TRIBECA — The city's sweeping rezoning of lower Manhattan's schools will not hurt property values in North TriBeCa, three neighborhood brokers said this month.
While the city's plan, if approved, would force families living north of North Moore Street to send their children to P.S. 3 in Greenwich Village, rather than to the popular and closer P.S. 234, that inconvenience will not cause condo prices to drop, as some had feared, the brokers said.
"I don't think there will be a significant difference," said Bruce Ehrmann, executive vice president at Stribling & Associates, who has lived in TriBeCa for 23 years.
"TriBeCa is a hugely desirable location," Ehrmann continued. "There's still Hudson River Park.
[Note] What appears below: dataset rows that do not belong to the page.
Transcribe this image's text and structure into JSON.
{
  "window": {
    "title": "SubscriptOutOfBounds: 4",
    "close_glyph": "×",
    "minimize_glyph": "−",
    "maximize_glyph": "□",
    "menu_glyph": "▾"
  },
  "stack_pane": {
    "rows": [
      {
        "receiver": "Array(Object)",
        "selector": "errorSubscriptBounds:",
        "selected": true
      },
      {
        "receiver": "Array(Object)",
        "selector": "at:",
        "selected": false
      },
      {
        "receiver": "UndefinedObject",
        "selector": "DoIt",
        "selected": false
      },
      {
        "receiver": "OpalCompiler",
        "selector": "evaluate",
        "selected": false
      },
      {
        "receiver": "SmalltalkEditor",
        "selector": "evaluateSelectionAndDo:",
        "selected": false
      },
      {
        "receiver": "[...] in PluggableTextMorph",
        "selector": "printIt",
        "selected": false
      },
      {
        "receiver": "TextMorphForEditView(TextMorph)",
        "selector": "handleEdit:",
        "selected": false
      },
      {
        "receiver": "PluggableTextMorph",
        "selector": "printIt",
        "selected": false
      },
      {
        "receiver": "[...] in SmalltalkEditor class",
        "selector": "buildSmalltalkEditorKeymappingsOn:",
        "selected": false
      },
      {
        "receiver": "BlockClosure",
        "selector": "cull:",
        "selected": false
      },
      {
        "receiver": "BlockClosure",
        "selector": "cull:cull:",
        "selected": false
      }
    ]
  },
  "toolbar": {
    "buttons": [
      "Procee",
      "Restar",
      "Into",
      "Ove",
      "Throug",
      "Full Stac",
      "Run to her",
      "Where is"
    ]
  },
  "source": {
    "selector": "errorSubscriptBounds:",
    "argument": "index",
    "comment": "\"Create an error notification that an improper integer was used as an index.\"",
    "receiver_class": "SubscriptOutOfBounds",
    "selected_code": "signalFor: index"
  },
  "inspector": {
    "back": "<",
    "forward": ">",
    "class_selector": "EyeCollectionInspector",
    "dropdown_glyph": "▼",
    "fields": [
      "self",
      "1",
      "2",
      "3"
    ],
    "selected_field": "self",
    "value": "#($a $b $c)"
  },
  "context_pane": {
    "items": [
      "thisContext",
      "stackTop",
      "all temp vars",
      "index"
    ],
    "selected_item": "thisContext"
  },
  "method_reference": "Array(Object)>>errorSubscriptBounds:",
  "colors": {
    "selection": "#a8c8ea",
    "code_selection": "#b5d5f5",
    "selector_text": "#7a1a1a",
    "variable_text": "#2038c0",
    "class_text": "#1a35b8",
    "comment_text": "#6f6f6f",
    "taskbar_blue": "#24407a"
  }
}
There's still the openness of TriBeCa, the expansiveness of the streets. There are still the restaurants."
The city proposed removing the northern part of P.S. 234's zone and relocating its students to P.S. 3 because P.S. 234 is overcrowded and this year received 38 more kindergarten applications than it could hold. The District 2 Community Education Council is currently weighing the proposal and may suggest modifications to it this fall.
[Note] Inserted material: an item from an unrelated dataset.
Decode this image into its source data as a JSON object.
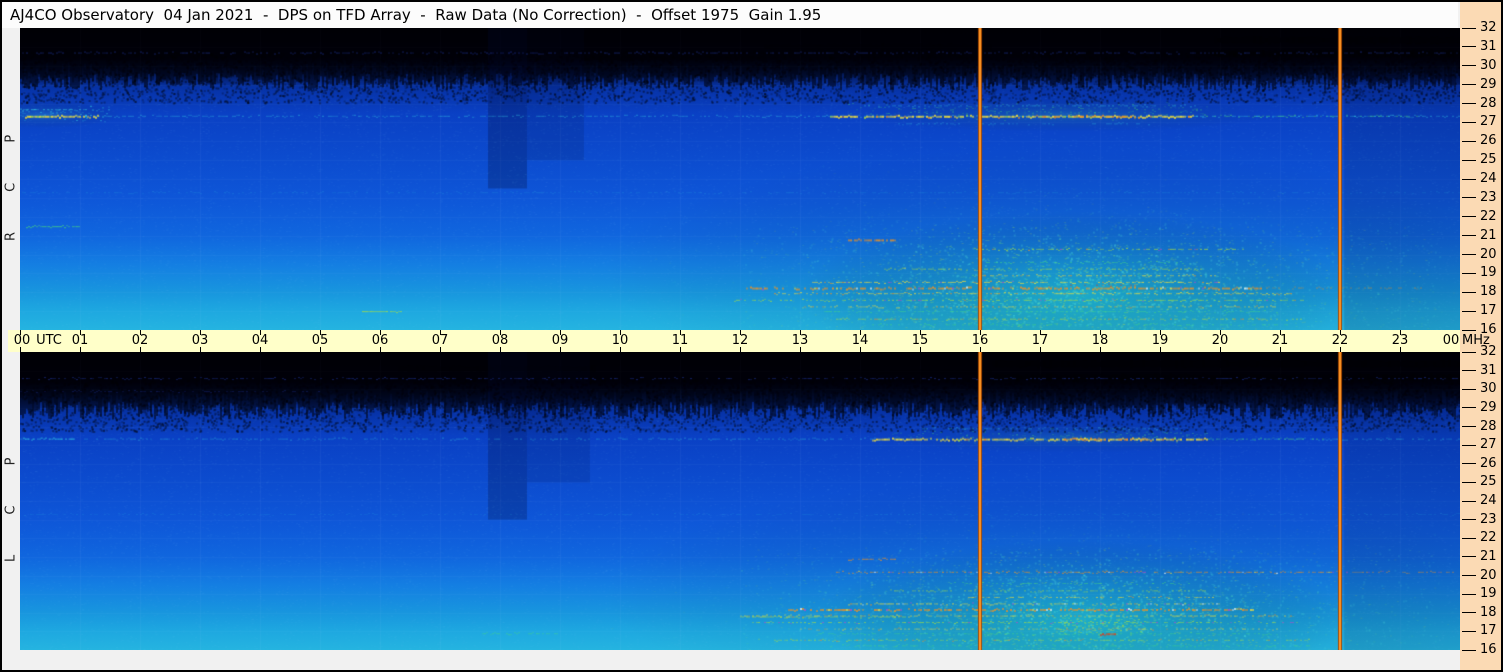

Many North TriBeCa parents, who oppose the city's rezoning plan, have raised concerns about how it would affect their property values when they look to sell their homes in the future.
"Who would want to move to North TriBeCa knowing they would be kicked out of their neighborhood to go to school?" Wendy Driscoll, 33, who has two young children and lives at Greenwich and Hubert streets, asked at a public hearing earlier this month.
However, another broker, who spoke on condition of anonymity because real estate agents are not allowed to discuss the impact of the quality of schools on their trade, said the zoning change would have little to no effect on property values because both P.S. 3 and P.S. 234 have strong test scores.
"P.S. 3 is just as desirable," said the broker, who has been selling real estate in lower Manhattan for more than 10 years. "The property values in the Village are sky-high, just like TriBeCa. If we were talking about a ... school [with lower test scores], I could see why it would cause people to panic."
On the most recent English Language Arts test, 85 percent of P.S. 234's fourth-graders passed, while 84 percent of P.S. 3's fourth-graders passed.
A third broker, who has lived in TriBeCa since 1976 and has been selling real estate there for more than 30 years, also thought the rezoning would have little to no impact.
Property values have never declined as a result of previous lower Manhattan school rezonings, which most recently sliced eastern TriBeCa out of P.S. 234's zone two years ago and sent children to the Spruce Street School instead, the broker said.
"It's not as though P.S. 234 is the only terrific choice," the broker said. "There are many wonderful schools, some less crowded [than P.S. 234]."
The broker said some TriBeCa families have long traveled north of Canal Street to bring their children to elementary school, whether they chose private schools on the Upper East Side or gifted-and-talented programs in other parts of the city.
The broker also pointed out that people move to North TriBeCa for many reasons aside from sending their children to P.S. 234. Plus, those without children or those planning to send their children to private school will still find the neighborhood desirable.
"A variety of people want to live here, and I believe a variety of people will still want to be here," the broker said.